The dedicated effort of Dow Chemical moving this 5,000 pound centennial marker was challenging and the City of Deer Park greatly appreciated their diligence and attention to detail. Deer Park is honored to have this marker, which is such an important part of our early history.
Dr. George Moffit Patrick
Dr. George Moffit Patrick, physician and soldier, was born in 1801 in Virginia. He immigrated to Texas between 1827 and 1828. Patrick was among the volunteers under the command of Captain William B. Travis who captured the Mexican fort and garrison at Anahuac in 1835. Patrick represented Liberty Municipality in the Consultation of 1835, and on November 13, signed the articles that established the provisional government of Texas. On March 25, 1836, the council appointed Patrick to organize the Harrisburg County Militia and instructed him to order two-thirds of the troops immediately into active duty. At great personal expense and effort, he mustered twenty recruits

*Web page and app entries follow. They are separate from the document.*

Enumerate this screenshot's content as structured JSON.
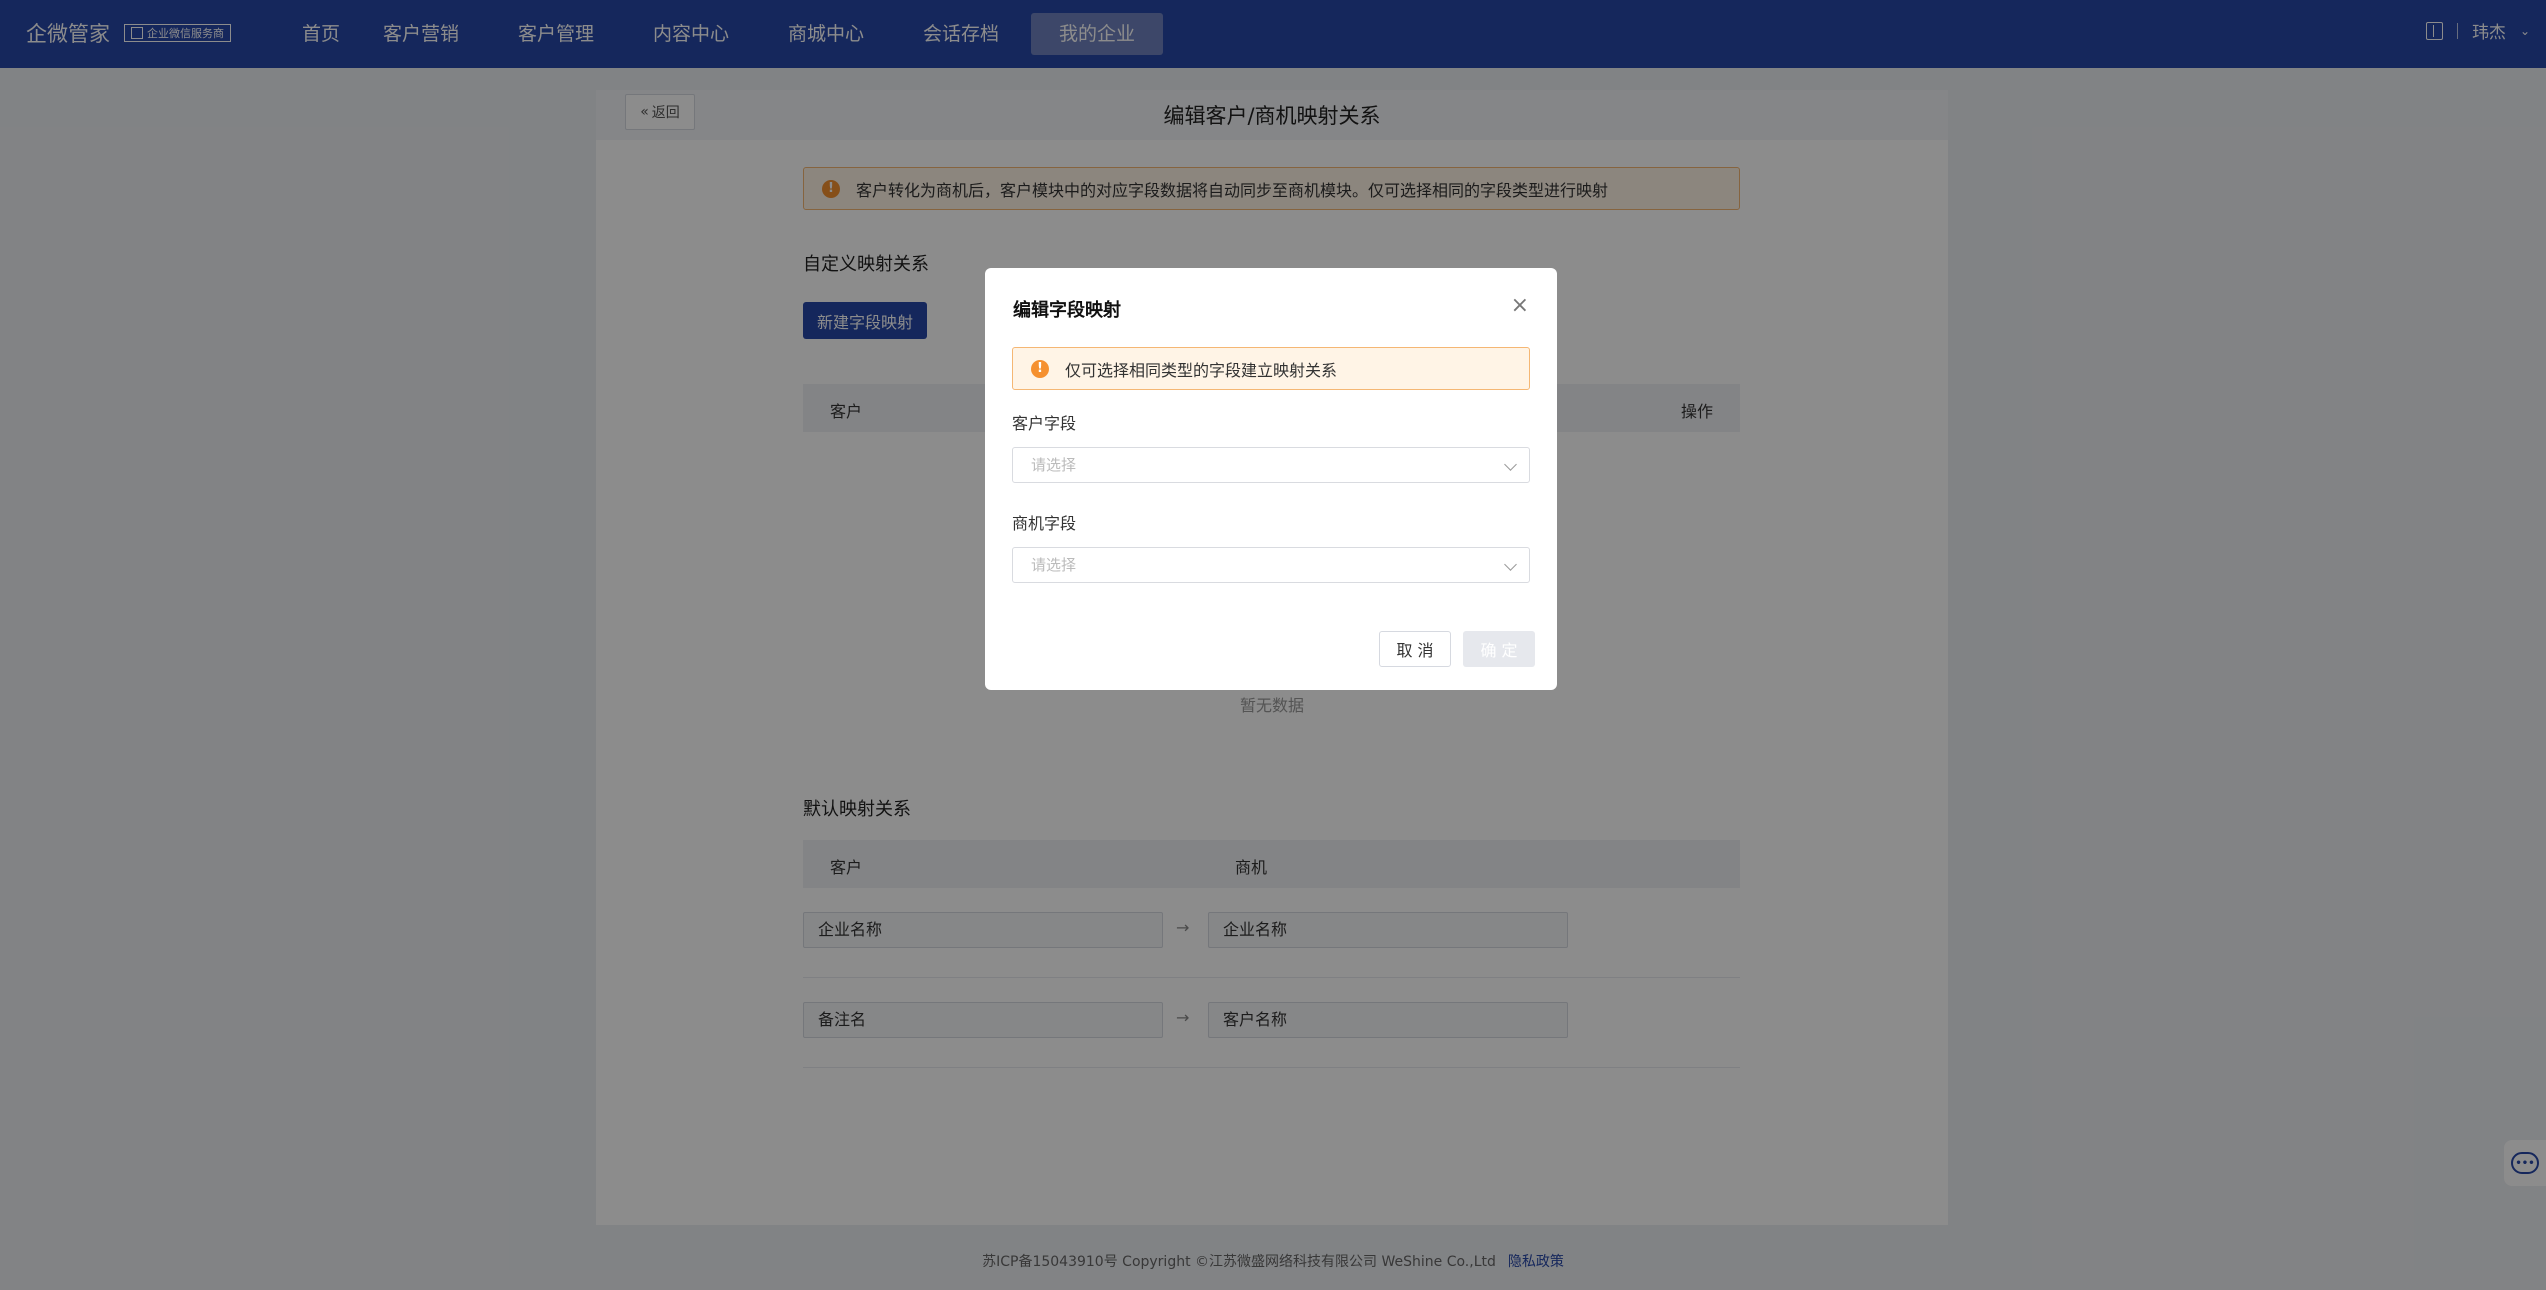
{
  "nav": {
    "logo": "企微管家",
    "logo_badge": "企业微信服务商",
    "items": [
      "首页",
      "客户营销",
      "客户管理",
      "内容中心",
      "商城中心",
      "会话存档",
      "我的企业"
    ],
    "user": "玮杰"
  },
  "page": {
    "back": "返回",
    "title": "编辑客户/商机映射关系",
    "notice": "客户转化为商机后，客户模块中的对应字段数据将自动同步至商机模块。仅可选择相同的字段类型进行映射",
    "custom_title": "自定义映射关系",
    "new_button": "新建字段映射",
    "custom_table": {
      "col_customer": "客户",
      "col_action": "操作"
    },
    "empty_text": "暂无数据",
    "default_title": "默认映射关系",
    "default_table": {
      "col_customer": "客户",
      "col_opportunity": "商机"
    },
    "default_rows": [
      {
        "customer": "企业名称",
        "opportunity": "企业名称"
      },
      {
        "customer": "备注名",
        "opportunity": "客户名称"
      }
    ],
    "arrow": "→"
  },
  "footer": {
    "text": "苏ICP备15043910号 Copyright ©江苏微盛网络科技有限公司 WeShine Co.,Ltd",
    "privacy": "隐私政策"
  },
  "dialog": {
    "title": "编辑字段映射",
    "warning": "仅可选择相同类型的字段建立映射关系",
    "customer_field_label": "客户字段",
    "customer_field_placeholder": "请选择",
    "opportunity_field_label": "商机字段",
    "opportunity_field_placeholder": "请选择",
    "cancel": "取 消",
    "ok": "确 定"
  },
  "colors": {
    "brand": "#2747a8",
    "warning": "#f5902f"
  }
}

Dr. George Moffit Patrick purchased land in the 1830's. This became the Patrick Survey, which was most well-known and covered the largest area that became Deer Park. After the Battle of San Jacinto, the Texas cabinet met and drafted the initial treaty papers at Patrick's cabin, which was located on the banks of Buffalo Bayou in present day Deer Park. Dr. George Moffit Patrick died in Grimes County in 1889. His remains and those of his wife were later moved to the State Cemetery in Austin, Texas.
Also see . . . George Moffit Patrick. The Handbook of Texas Online, Texas State Historical Association (Submitted on March 10, 2012, by Bernard Fisher of Richmond, Virginia.)

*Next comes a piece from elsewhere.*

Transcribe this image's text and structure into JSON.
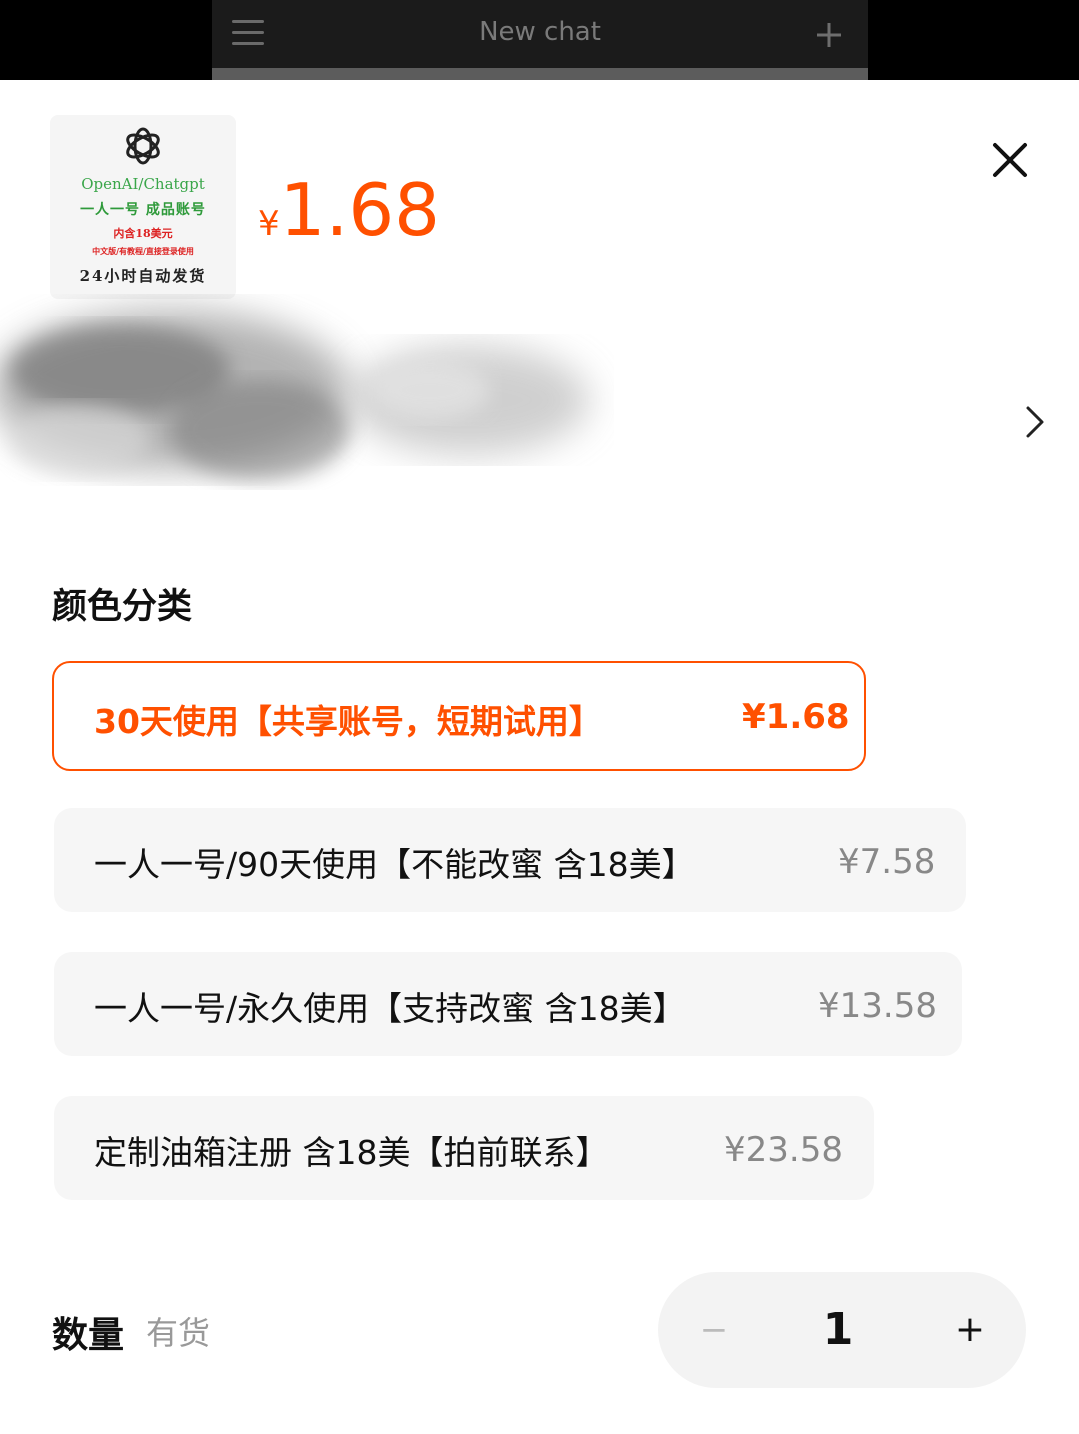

Credits. This page was last revised on March 19, 2021. It was originally submitted on March 9, 2012, by Jim Evans of Houston, Texas. This page has been viewed 944 times since then and 34 times this year. Photos: 1. submitted on March 9, 2012, by Jim Evans of Houston, Texas. 2. submitted on March 19, 2021, by Brian Anderson of Kingwood, Texas. 3. submitted on March 9, 2012, by Jim Evans of Houston, Texas. 4, 5, 6. submitted on March 19, 2021, by Brian Anderson of Kingwood, Texas. • Bernard Fisher was the editor who published this page.